Facebook friendships can be a tangled web – or a prize fight.
I received a friend request the other day on Facebook. Hey, it happens. But this time, it was a little weird.
Frankly, I didn’t recognize the person, but we had lots of mutual friends. Plus, she apparently belongs to several of the same special-interest/recreational groups to which I do. So I accepted her friend request.
That’s where the trouble started.
Before the day was out, I spotted a post she had put up in a Facebook group to which we both belonged. It linked to her personal Facebook page and her Facebook business page as well.
The post quoted one of my online articles – verbatim and in full – without permission for publication.
It was copyright infringement, plain and simple.
My publisher does not take kindly to such things. So I messaged this new “friend” and informed her as kindly as possible that the information was copyrighted.
Hey, maybe she didn’t know about copyrights, plagiarism, and publication laws. Lots of people don’t. Or, at least, they claim they don’t.
I suggested she remove the post (and all shares of it) before the publisher spotted it and possibly took action.
Apparently, she did remove the offending posts. But she also removed me promptly from her Facebook friends list.
This person, who approached me first and whom I still don’t even know, was friends with me for about six hours. That was it.
No harm, no foul. Right? Maybe … or maybe not.
Facebook does not issue notifications when someone dumps a friend. But it’s easy to tell, if one looks at that person’s page and sees the “Add Friend” button. That’s pretty much a dead giveaway.
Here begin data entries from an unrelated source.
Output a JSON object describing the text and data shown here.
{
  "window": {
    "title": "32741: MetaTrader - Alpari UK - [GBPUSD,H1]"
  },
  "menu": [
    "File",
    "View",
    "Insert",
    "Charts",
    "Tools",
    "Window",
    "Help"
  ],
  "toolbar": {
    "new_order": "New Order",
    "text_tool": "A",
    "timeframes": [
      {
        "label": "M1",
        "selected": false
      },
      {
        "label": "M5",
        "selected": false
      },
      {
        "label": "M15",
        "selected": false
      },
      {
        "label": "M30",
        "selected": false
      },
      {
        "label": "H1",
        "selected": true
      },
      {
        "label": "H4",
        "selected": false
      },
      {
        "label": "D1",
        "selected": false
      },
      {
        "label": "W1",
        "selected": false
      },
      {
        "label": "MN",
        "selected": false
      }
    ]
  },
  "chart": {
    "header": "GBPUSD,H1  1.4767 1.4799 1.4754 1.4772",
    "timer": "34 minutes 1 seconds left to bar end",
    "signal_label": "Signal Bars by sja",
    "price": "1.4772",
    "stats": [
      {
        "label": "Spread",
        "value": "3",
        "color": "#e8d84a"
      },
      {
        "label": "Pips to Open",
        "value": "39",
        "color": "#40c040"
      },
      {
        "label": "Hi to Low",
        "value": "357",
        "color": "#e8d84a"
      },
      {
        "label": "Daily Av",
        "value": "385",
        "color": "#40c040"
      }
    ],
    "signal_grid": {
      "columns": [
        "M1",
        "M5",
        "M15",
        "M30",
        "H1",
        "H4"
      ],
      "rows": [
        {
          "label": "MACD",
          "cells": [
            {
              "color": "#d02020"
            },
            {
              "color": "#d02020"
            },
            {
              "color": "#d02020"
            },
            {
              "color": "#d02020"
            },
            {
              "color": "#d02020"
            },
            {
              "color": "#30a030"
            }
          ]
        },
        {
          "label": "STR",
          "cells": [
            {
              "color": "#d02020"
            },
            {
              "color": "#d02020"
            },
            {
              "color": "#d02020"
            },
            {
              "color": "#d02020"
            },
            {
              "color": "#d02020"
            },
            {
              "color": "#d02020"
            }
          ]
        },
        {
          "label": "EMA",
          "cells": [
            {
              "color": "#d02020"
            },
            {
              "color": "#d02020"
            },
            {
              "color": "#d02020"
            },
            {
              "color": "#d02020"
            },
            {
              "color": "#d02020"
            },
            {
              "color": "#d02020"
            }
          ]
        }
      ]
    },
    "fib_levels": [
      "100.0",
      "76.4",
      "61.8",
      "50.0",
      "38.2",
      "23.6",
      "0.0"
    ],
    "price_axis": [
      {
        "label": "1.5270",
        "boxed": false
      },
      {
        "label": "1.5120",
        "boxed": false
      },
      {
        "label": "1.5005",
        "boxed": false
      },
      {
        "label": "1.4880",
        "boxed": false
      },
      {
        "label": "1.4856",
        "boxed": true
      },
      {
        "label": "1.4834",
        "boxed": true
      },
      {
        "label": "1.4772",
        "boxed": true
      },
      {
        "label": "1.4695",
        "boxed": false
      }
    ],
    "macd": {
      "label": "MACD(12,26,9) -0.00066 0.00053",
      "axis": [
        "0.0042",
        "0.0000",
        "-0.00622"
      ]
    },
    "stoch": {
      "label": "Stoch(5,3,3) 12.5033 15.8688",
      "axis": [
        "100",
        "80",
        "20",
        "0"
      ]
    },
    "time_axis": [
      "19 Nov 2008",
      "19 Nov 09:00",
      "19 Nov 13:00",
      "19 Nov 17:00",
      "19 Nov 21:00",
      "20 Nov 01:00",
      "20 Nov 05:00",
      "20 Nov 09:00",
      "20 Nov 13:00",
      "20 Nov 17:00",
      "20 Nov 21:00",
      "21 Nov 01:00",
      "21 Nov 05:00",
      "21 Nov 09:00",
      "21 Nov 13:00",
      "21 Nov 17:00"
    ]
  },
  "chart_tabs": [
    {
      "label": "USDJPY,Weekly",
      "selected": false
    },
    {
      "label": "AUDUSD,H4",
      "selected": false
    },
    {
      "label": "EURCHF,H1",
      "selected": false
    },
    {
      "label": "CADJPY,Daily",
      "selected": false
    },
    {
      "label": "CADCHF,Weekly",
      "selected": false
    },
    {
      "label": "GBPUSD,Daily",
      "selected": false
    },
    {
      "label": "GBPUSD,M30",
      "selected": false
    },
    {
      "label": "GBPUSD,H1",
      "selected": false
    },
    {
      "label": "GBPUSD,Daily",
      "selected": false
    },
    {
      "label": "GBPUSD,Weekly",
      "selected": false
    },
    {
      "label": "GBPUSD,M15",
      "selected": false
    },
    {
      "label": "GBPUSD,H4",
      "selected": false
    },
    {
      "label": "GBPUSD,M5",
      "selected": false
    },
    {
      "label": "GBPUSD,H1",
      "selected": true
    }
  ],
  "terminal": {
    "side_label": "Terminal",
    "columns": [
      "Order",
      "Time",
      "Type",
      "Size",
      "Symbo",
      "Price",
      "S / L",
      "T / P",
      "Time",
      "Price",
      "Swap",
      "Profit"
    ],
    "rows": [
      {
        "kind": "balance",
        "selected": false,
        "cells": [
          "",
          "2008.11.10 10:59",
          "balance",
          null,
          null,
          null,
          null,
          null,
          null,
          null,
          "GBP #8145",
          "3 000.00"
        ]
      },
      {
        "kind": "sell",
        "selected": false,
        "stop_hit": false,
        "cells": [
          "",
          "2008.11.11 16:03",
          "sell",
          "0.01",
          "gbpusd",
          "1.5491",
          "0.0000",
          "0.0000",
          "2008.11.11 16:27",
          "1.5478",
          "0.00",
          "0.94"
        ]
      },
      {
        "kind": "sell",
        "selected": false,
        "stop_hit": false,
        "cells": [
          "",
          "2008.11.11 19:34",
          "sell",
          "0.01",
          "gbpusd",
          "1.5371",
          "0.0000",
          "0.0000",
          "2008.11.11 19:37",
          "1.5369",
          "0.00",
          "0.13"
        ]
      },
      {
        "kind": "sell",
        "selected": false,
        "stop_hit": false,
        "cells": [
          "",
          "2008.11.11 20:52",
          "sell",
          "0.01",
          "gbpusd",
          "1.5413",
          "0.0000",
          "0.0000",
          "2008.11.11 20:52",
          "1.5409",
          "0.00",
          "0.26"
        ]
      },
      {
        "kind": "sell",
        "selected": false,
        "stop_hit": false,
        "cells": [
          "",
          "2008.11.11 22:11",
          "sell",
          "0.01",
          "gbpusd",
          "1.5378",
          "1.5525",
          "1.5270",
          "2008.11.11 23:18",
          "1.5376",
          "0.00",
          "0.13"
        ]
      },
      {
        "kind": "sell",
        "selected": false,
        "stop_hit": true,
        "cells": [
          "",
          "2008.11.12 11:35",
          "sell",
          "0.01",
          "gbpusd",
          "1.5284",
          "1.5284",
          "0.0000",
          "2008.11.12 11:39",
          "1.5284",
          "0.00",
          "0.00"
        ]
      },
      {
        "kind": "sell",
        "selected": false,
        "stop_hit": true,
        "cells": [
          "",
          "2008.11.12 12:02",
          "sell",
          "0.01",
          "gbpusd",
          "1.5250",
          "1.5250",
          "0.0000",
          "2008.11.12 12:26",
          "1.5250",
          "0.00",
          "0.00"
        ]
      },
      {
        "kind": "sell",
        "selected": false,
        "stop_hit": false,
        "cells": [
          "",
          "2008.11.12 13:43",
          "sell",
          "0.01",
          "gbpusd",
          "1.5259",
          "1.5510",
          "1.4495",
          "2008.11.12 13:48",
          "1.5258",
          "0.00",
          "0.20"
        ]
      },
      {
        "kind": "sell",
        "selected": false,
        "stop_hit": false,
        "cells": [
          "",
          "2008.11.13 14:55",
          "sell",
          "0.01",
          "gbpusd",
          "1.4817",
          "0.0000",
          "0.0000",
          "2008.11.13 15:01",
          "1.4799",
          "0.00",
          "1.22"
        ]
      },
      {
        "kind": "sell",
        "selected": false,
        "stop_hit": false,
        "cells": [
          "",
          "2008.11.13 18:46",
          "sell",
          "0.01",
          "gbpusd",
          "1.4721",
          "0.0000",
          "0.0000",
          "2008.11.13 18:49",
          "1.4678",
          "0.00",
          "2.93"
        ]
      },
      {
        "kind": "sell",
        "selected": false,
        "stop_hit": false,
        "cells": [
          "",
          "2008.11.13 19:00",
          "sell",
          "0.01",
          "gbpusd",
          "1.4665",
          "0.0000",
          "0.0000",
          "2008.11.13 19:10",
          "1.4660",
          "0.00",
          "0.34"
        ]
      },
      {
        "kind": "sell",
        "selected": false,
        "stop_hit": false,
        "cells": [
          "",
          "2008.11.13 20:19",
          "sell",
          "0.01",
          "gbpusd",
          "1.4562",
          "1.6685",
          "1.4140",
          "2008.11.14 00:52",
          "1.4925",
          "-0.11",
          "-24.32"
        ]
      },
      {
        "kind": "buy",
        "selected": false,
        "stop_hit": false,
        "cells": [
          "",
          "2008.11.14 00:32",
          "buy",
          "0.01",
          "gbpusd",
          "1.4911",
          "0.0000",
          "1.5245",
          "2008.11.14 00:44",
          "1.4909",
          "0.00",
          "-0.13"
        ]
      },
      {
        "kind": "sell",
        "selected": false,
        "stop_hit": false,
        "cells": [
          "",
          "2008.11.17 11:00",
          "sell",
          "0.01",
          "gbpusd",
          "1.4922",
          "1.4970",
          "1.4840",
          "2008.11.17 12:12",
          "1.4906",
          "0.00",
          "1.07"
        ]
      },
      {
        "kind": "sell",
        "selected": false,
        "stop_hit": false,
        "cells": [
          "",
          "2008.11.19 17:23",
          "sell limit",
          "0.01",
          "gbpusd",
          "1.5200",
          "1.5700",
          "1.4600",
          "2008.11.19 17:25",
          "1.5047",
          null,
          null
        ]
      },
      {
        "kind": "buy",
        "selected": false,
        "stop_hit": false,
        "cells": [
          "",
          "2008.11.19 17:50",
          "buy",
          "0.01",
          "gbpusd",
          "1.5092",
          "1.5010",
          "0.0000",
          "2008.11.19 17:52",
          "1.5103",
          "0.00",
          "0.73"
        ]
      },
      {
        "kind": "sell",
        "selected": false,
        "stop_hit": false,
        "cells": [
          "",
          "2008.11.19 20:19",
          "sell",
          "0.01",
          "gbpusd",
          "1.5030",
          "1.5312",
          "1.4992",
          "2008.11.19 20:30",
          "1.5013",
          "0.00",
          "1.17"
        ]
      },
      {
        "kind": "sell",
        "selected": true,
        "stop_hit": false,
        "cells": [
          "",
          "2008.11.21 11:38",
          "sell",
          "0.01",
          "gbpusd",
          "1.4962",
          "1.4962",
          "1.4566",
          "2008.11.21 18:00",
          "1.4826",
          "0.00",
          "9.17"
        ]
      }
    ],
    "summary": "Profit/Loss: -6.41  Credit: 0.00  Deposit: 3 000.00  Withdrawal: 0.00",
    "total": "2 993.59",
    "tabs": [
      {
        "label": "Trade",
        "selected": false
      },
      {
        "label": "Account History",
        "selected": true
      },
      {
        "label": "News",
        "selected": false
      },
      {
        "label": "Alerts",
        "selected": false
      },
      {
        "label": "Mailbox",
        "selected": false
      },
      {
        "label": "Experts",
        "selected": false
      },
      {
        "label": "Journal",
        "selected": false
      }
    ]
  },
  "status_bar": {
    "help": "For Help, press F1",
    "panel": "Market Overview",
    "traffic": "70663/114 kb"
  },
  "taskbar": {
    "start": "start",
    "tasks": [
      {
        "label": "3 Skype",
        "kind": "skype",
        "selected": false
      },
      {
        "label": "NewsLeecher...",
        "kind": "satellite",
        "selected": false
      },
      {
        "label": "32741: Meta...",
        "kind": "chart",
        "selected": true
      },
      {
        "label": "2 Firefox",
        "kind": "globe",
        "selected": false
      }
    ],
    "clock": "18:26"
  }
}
So much for alerting someone ahead of time to possible legal action. And so much for a new friendship.
Well, you can pick your friends, but …
Vintage/public domain artwork